== Exercise data ==

* * *

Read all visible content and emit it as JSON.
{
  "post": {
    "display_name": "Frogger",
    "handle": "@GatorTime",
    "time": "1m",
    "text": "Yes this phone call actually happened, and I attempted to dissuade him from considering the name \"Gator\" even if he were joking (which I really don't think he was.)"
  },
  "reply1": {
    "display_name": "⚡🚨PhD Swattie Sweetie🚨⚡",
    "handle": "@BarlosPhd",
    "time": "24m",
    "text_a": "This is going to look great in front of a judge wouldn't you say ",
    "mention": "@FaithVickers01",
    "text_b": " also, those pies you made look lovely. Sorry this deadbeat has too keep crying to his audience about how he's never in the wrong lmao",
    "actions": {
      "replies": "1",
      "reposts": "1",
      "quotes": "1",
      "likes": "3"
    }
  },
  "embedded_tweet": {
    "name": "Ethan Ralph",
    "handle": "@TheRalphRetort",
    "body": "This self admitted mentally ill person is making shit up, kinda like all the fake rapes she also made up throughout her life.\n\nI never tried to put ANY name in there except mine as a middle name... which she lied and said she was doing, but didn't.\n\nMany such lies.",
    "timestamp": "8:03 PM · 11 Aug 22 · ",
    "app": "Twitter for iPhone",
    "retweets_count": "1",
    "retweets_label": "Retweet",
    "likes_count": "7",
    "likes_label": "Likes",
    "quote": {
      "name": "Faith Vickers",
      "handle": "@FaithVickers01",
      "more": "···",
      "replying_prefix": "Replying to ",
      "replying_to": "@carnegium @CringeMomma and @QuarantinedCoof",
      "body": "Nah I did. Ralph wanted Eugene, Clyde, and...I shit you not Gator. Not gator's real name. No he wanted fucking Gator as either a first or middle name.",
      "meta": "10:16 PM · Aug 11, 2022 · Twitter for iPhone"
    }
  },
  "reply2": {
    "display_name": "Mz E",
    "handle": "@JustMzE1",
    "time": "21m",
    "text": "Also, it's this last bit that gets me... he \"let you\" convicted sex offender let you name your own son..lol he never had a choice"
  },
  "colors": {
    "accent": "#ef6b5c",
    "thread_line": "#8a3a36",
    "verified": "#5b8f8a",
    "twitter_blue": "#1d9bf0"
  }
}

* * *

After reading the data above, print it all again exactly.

== Response ==
Read all visible content and emit it as JSON.
{
  "post": {
    "display_name": "Frogger",
    "handle": "@GatorTime",
    "time": "1m",
    "text": "Yes this phone call actually happened, and I attempted to dissuade him from considering the name \"Gator\" even if he were joking (which I really don't think he was.)"
  },
  "reply1": {
    "display_name": "⚡🚨PhD Swattie Sweetie🚨⚡",
    "handle": "@BarlosPhd",
    "time": "24m",
    "text_a": "This is going to look great in front of a judge wouldn't you say ",
    "mention": "@FaithVickers01",
    "text_b": " also, those pies you made look lovely. Sorry this deadbeat has too keep crying to his audience about how he's never in the wrong lmao",
    "actions": {
      "replies": "1",
      "reposts": "1",
      "quotes": "1",
      "likes": "3"
    }
  },
  "embedded_tweet": {
    "name": "Ethan Ralph",
    "handle": "@TheRalphRetort",
    "body": "This self admitted mentally ill person is making shit up, kinda like all the fake rapes she also made up throughout her life.\n\nI never tried to put ANY name in there except mine as a middle name... which she lied and said she was doing, but didn't.\n\nMany such lies.",
    "timestamp": "8:03 PM · 11 Aug 22 · ",
    "app": "Twitter for iPhone",
    "retweets_count": "1",
    "retweets_label": "Retweet",
    "likes_count": "7",
    "likes_label": "Likes",
    "quote": {
      "name": "Faith Vickers",
      "handle": "@FaithVickers01",
      "more": "···",
      "replying_prefix": "Replying to ",
      "replying_to": "@carnegium @CringeMomma and @QuarantinedCoof",
      "body": "Nah I did. Ralph wanted Eugene, Clyde, and...I shit you not Gator. Not gator's real name. No he wanted fucking Gator as either a first or middle name.",
      "meta": "10:16 PM · Aug 11, 2022 · Twitter for iPhone"
    }
  },
  "reply2": {
    "display_name": "Mz E",
    "handle": "@JustMzE1",
    "time": "21m",
    "text": "Also, it's this last bit that gets me... he \"let you\" convicted sex offender let you name your own son..lol he never had a choice"
  },
  "colors": {
    "accent": "#ef6b5c",
    "thread_line": "#8a3a36",
    "verified": "#5b8f8a",
    "twitter_blue": "#1d9bf0"
  }
}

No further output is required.